When I talk about vaccines and antimicrobials I often refer to them as pillars of civilization, responsible for adding decades to our lives. However, broadening my context from that of a medical doctor to look at the roots of these modern tools of the physician, it becomes clear that in order for these and other developments to have any impact a source of cheap and reliable energy is required.
For example, anytime one is talking about using a vaccine in a resource-limited region, the concept of the "cold chain" becomes very important. Many vaccines require refrigeration in order to preserve their potency. This fact can become a major problem since many regions of the world do not have access to the reliable electricity that is required for refrigeration. The fact that fully 1.3 billion people in the world have no access to and 3 billion have suboptimal access to electricity--most effectively produced through the burning of fossil fuels--cannot be separated from the fact that infectious disease rage on unabated in many parts of the world.
A case in point is the recent Ebola outbreak which exploded in a region that lacked much of the infrastructure of civilization. In fact, Guinea the origin of the West African Ebola outbreak, is an area plagued by electricity shortages to the point that riots have been provoked. Another example is the inability to utilize sophisticated diagnostic tests in much of the developing world because they lack the electricity necessary to run and maintain the machines consistently. One last example from North America is particularly instructive. It is well known that the mosquito-borne dengue fever rages just south of the US border with Mexico yet is severely delimited (though does occur) just north of the border in Texas. A fascinating and important study revealed something called "The Texas Lifestyle" plays a role in the inability of dengue to reach the numbers it has just across a border that is meaningless to the mosquito. What is "The Texas Lifestyle"? It's a conglomeration of activities that are more characteristic of Texans than Mexicans and notably includes the heavy use of air-conditioning, something that mosquitoes hate and also something that usually obviates the need to open windows. What makes air-conditioning possible? A cheap and reliable source of electricity.
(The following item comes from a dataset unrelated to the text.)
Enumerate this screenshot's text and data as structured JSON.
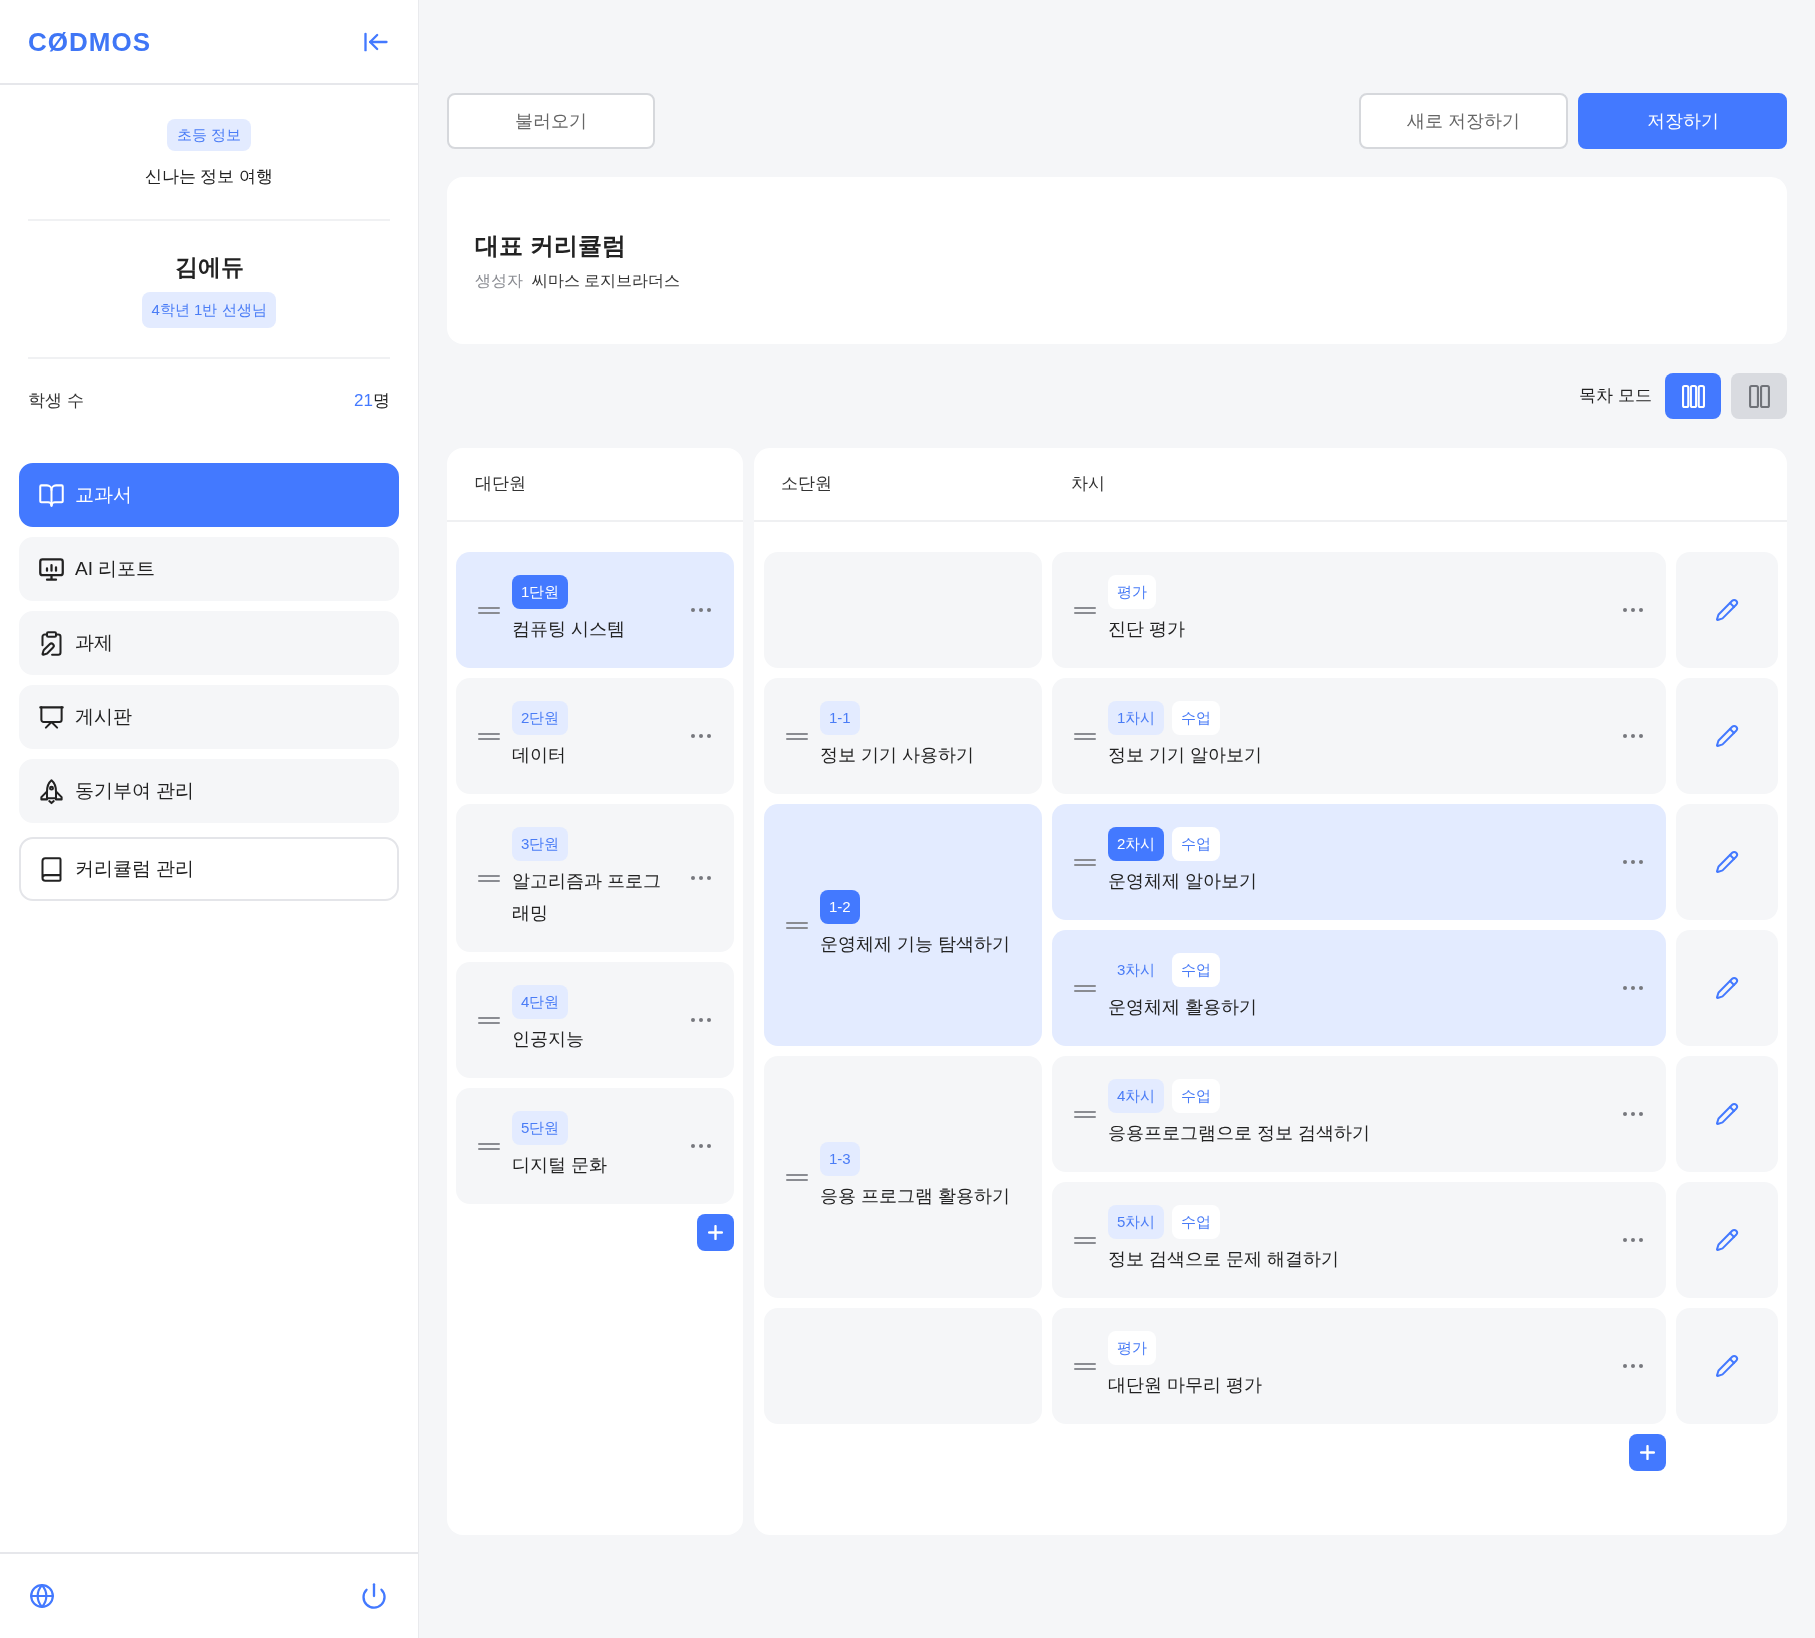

These are all facts I know very well and have to consider when discussing infectious disease outbreaks and the appropriate response. However, an incredible new book makes these points and many more. The book is entitled The Moral Case for Fossil Fuels and is written by the Center for Industrial Progress' Alex Epstein. In short, this is a tour de force presentation of the benefits mankind has reaped by the use of cheap, reliable, and plentiful fossil fuels. Mr. Epstein, like me, gauges the benefit of fossil fuels by using a human standard of value: "Does fossil fuel use benefit the human race?" is the operative question and the answer, backed by limitless data, is an unequivocal "yes".
When we think about how best to battle infectious diseases and why some countries have fared much better than others (the US, for example, was once ridden with malaria and Yellow Fever-carrying mosquitoes, measles, mumps, rubella, and tuberculosis) it should never be neglected that infrastructure, made possible by the use of fossil fuels, is a key component for beating back these scourges that have plagued mankind since antiquity. For this perspective I recommend, in the highest possible terms, Mr. Epstein's book.